  14. Randy Rooster

    Randy Rooster Well-Known Member Supporter

    Messages:
    1,730
    Joined:
    Dec 13, 2004
    Location:
    North Carolina
    Another option is to rent one of the dr type mower cutters. That is what I did- the local rental place carries a brand called the Bily Goat" which they claim is tougher than the dr mower. I got it over a weekend for about $75- worked it and myself to death, but the work I got done on hillsides and between trees I would have never been able to do with my full sized brush hog or by hand. Well worth the investment Of $75 and once it was cut I am now able to mow it with an old beater lawn mower a couple of times a year before the new growth hardens up. Much cheaper than buying and I didnt have baby the equiptment as I used it.
     
  15. Mike in Ohio

    Mike in Ohio Well-Known Member

    Messages:
    3,143
    Joined:
    Oct 29, 2002
    I would keep an eye out for a used DR Mower (or similar). We bought one and it is great for spots I can't get into with the tractor and 5 foot brushhog. Given the daily rental of these mowers you can recoup the cost (compared to rentals) fairly quickly).

    As usual, just my 2 cents.

    Mike
     
  16. Chickieeeee

    Chickieeeee Well-Known Member

    Messages:
    133
    Joined:
    Mar 26, 2006
    Location:
    Northern CA
    Question for anyone that has experience with these DR Mowers: Can you used these on a hill? A steep hill? Our hill is rather steep and you cannot just walk up and down it easily. Would you have to hold onto it for dear life to not let it run away from you? I should say that this area of the land we are cutting is only about 1 acre and the rest is a gentle rolling hill.

    Thanks!
     
  17. Ken Scharabok

    Ken Scharabok In Remembrance

    Messages:
    6,844
    Joined:
    May 11, 2002
    The above on goats runs contrary to about everything I have seen and heard about them. Problem isn't normally how to get them to eat, but how to stop them from eating everything in sight. I suspect their problem is they had welfare goats which we kept fed until they had no need to go out and forage on their own. May have also been a milk goat breed. I suspect there would be entirely different results with meat goats, say the Boar breed.

    Once you had it trimmed down a buck and three does may be adequate, providing you with kids from time to time. If there are Spanish or Carribbean ethnic folks in your area there would be a ready market for the kids.

    But then you are in CA. What makes sense (and is legal) elsewhere in the U.S. often isn't in CA.
     
  18. Mike in Ohio

    Mike in Ohio Well-Known Member

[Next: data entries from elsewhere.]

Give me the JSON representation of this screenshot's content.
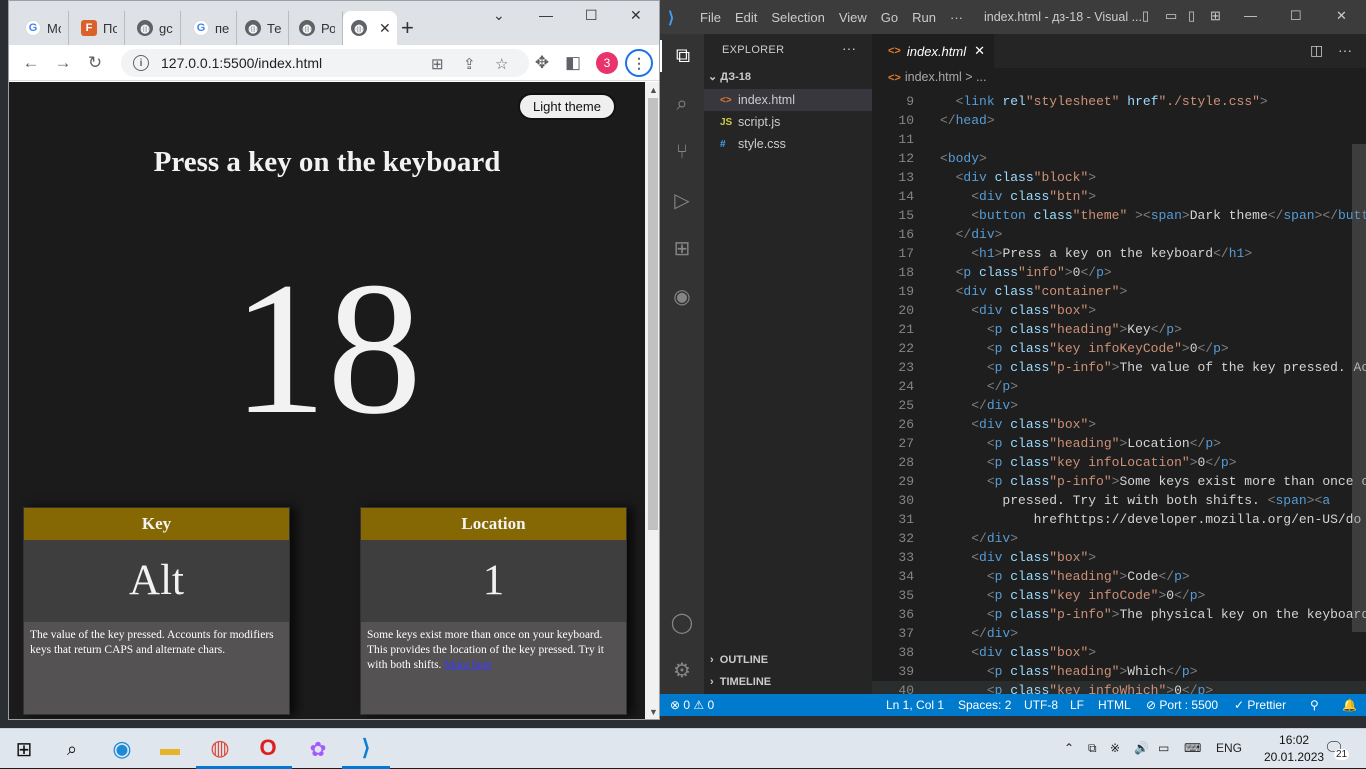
{
  "browser": {
    "tabs": [
      {
        "icon": "google-icon",
        "title": "Мо"
      },
      {
        "icon": "figma-icon",
        "title": "По"
      },
      {
        "icon": "globe-icon",
        "title": "gc"
      },
      {
        "icon": "google-icon",
        "title": "пе"
      },
      {
        "icon": "globe-icon",
        "title": "Те"
      },
      {
        "icon": "globe-icon",
        "title": "Ро"
      },
      {
        "icon": "globe-icon",
        "title": ""
      }
    ],
    "url": "127.0.0.1:5500/index.html",
    "profile_badge": "3"
  },
  "page": {
    "theme_button": "Light theme",
    "title": "Press a key on the keyboard",
    "info": "18",
    "boxes": [
      {
        "heading": "Key",
        "value": "Alt",
        "description": "The value of the key pressed. Accounts for modifiers keys that return CAPS and alternate chars.",
        "link": ""
      },
      {
        "heading": "Location",
        "value": "1",
        "description": "Some keys exist more than once on your keyboard. This provides the location of the key pressed. Try it with both shifts.",
        "link": "More here"
      }
    ]
  },
  "vscode": {
    "menu": [
      "File",
      "Edit",
      "Selection",
      "View",
      "Go",
      "Run",
      "···"
    ],
    "window_title": "index.html - дз-18 - Visual ...",
    "explorer_label": "EXPLORER",
    "folder": "ДЗ-18",
    "files": [
      {
        "name": "index.html",
        "icon": "<>"
      },
      {
        "name": "script.js",
        "icon": "JS"
      },
      {
        "name": "style.css",
        "icon": "#"
      }
    ],
    "outline": "OUTLINE",
    "timeline": "TIMELINE",
    "tab": "index.html",
    "breadcrumb": "index.html > ...",
    "code_lines": [
      {
        "n": "9",
        "html": "  <link rel=\"stylesheet\" href=\"./style.css\">"
      },
      {
        "n": "10",
        "html": "</head>"
      },
      {
        "n": "11",
        "html": ""
      },
      {
        "n": "12",
        "html": "<body>"
      },
      {
        "n": "13",
        "html": "  <div class=\"block\">"
      },
      {
        "n": "14",
        "html": "    <div class=\"btn\">"
      },
      {
        "n": "15",
        "html": "    <button class=\"theme\" ><span>Dark theme</span></butt"
      },
      {
        "n": "16",
        "html": "  </div>"
      },
      {
        "n": "17",
        "html": "    <h1>Press a key on the keyboard</h1>"
      },
      {
        "n": "18",
        "html": "  <p class=\"info\">0</p>"
      },
      {
        "n": "19",
        "html": "  <div class=\"container\">"
      },
      {
        "n": "20",
        "html": "    <div class=\"box\">"
      },
      {
        "n": "21",
        "html": "      <p class=\"heading\">Key</p>"
      },
      {
        "n": "22",
        "html": "      <p class=\"key infoKeyCode\">0</p>"
      },
      {
        "n": "23",
        "html": "      <p class=\"p-info\">The value of the key pressed. Ac"
      },
      {
        "n": "24",
        "html": "      </p>"
      },
      {
        "n": "25",
        "html": "    </div>"
      },
      {
        "n": "26",
        "html": "    <div class=\"box\">"
      },
      {
        "n": "27",
        "html": "      <p class=\"heading\">Location</p>"
      },
      {
        "n": "28",
        "html": "      <p class=\"key infoLocation\">0</p>"
      },
      {
        "n": "29",
        "html": "      <p class=\"p-info\">Some keys exist more than once o"
      },
      {
        "n": "30",
        "html": "        pressed. Try it with both shifts. <span><a"
      },
      {
        "n": "31",
        "html": "            href=\"https://developer.mozilla.org/en-US/do"
      },
      {
        "n": "32",
        "html": "    </div>"
      },
      {
        "n": "33",
        "html": "    <div class=\"box\">"
      },
      {
        "n": "34",
        "html": "      <p class=\"heading\">Code</p>"
      },
      {
        "n": "35",
        "html": "      <p class=\"key infoCode\">0</p>"
      },
      {
        "n": "36",
        "html": "      <p class=\"p-info\">The physical key on the keyboard"
      },
      {
        "n": "37",
        "html": "    </div>"
      },
      {
        "n": "38",
        "html": "    <div class=\"box\">"
      },
      {
        "n": "39",
        "html": "      <p class=\"heading\">Which</p>"
      },
      {
        "n": "40",
        "html": "      <p class=\"key infoWhich\">0</p>"
      }
    ],
    "status": {
      "problems": "⊗ 0 ⚠ 0",
      "position": "Ln 1, Col 1",
      "spaces": "Spaces: 2",
      "encoding": "UTF-8",
      "eol": "LF",
      "language": "HTML",
      "port": "⊘ Port : 5500",
      "prettier": "✓ Prettier"
    }
  },
  "taskbar": {
    "language": "ENG",
    "time": "16:02",
    "date": "20.01.2023",
    "notifications": "21"
  }
}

    Messages:
    3,143
    Joined:
    Oct 29, 2002
    Some of our hills run to a 24% grade. I use our DR Mower without any problem going up, down or across. I'm a fairly big guy. I will admit that I do feel it at the end of the day and do try to take a break every hour or so for a few minutes.

    Mike
     
  19. heather

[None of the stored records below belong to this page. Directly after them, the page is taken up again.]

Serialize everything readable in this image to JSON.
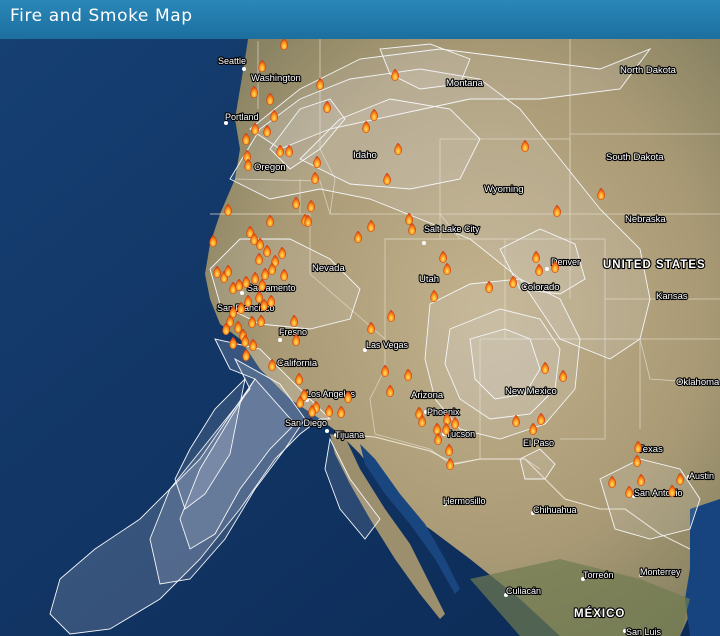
{
  "app": {
    "title": "Fire and Smoke Map"
  },
  "map": {
    "country_labels": [
      "UNITED STATES",
      "MÉXICO"
    ],
    "state_labels": [
      "North Dakota",
      "Montana",
      "Washington",
      "Oregon",
      "Idaho",
      "South Dakota",
      "Wyoming",
      "Nebraska",
      "Nevada",
      "Utah",
      "Colorado",
      "Kansas",
      "California",
      "Arizona",
      "New Mexico",
      "Oklahoma",
      "Texas"
    ],
    "city_labels": [
      "Seattle",
      "Portland",
      "Salt Lake City",
      "Denver",
      "Sacramento",
      "San Francisco",
      "Fresno",
      "Las Vegas",
      "Los Angeles",
      "San Diego",
      "Tijuana",
      "Phoenix",
      "Tucson",
      "El Paso",
      "Hermosillo",
      "Chihuahua",
      "San Antonio",
      "Austin",
      "Torreón",
      "Monterrey",
      "Culiacán",
      "San Luis"
    ],
    "colors": {
      "header": "#1f74a4",
      "ocean": "#123e72",
      "land": "#b3a480",
      "smoke": "#e3e5ea",
      "fire": "#ff7a1a"
    }
  }
}
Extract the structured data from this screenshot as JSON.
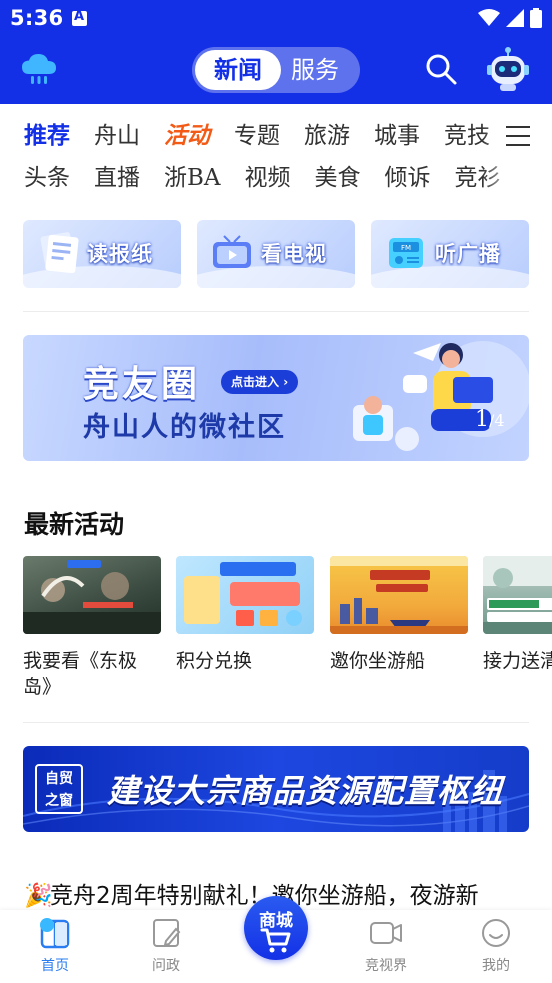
{
  "status_bar": {
    "time": "5:36"
  },
  "app_bar": {
    "segment_news": "新闻",
    "segment_service": "服务"
  },
  "channels": {
    "row1": [
      "推荐",
      "舟山",
      "活动",
      "专题",
      "旅游",
      "城事",
      "竞技"
    ],
    "row2": [
      "头条",
      "直播",
      "浙BA",
      "视频",
      "美食",
      "倾诉",
      "竞衫"
    ]
  },
  "quick_access": [
    {
      "label": "读报纸"
    },
    {
      "label": "看电视"
    },
    {
      "label": "听广播"
    }
  ],
  "banner": {
    "title": "竞友圈",
    "cta": "点击进入",
    "subtitle": "舟山人的微社区",
    "page_current": "1",
    "page_total": "/4"
  },
  "latest": {
    "title": "最新活动",
    "items": [
      {
        "title": "我要看《东极岛》"
      },
      {
        "title": "积分兑换"
      },
      {
        "title": "邀你坐游船"
      },
      {
        "title": "接力送清"
      }
    ]
  },
  "promo": {
    "badge": "自贸之窗",
    "badge_line1": "自贸",
    "badge_line2": "之窗",
    "text": "建设大宗商品资源配置枢纽"
  },
  "headline": {
    "emoji": "🎉",
    "text": "竞舟2周年特别献礼！邀你坐游船，夜游新"
  },
  "tabbar": {
    "home": "首页",
    "wenzheng": "问政",
    "mall": "商城",
    "jingshijie": "竞视界",
    "me": "我的"
  },
  "colors": {
    "brand_blue": "#1330e6",
    "activity_orange": "#f25a16",
    "tab_active": "#2a7df0"
  }
}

    heather Well-Known Member

    Messages:
    3,780
    Joined:
    May 13, 2002
    Location:
    western PA
    Well, I won't be much help, because at first glance, I thought you were asking for Recommendations on Bruschetta :rolleyes:


    We have always hired someone to cut our properties

    Often we trade for another service or garden produce or what have you

    There's always someone nearby willing to do it
     
  20. foxtrapper

    foxtrapper Well-Known Member Supporter

    Messages:
    3,693
    Joined:
    Dec 23, 2003
    The DR trimmer and others like it are great at clearing heavy brush. But once you've done that, do you need to keep it around? Ah, that's a different question! Many times once it's cleared a regular mower will keep it cleared. So now you've got a DR that you never use. Often, renting one is more financially effective.

    They work well on hills, but they have weight, just like a lawnmower. They feel and pull you around very much like a large wheeled lawnmower would. You can use that thought as a rough guide for deciding if you'd use on on your hills or not. Many times, going across the hill is easier and safer with a push type mower.

    As for goats, the theory is they will eat anything. And some do. But many are darn picky, as many "hay wanted for picky goats" adds reflect. Scrub goats are far more likely to eat trash and brush than pedigree breeds.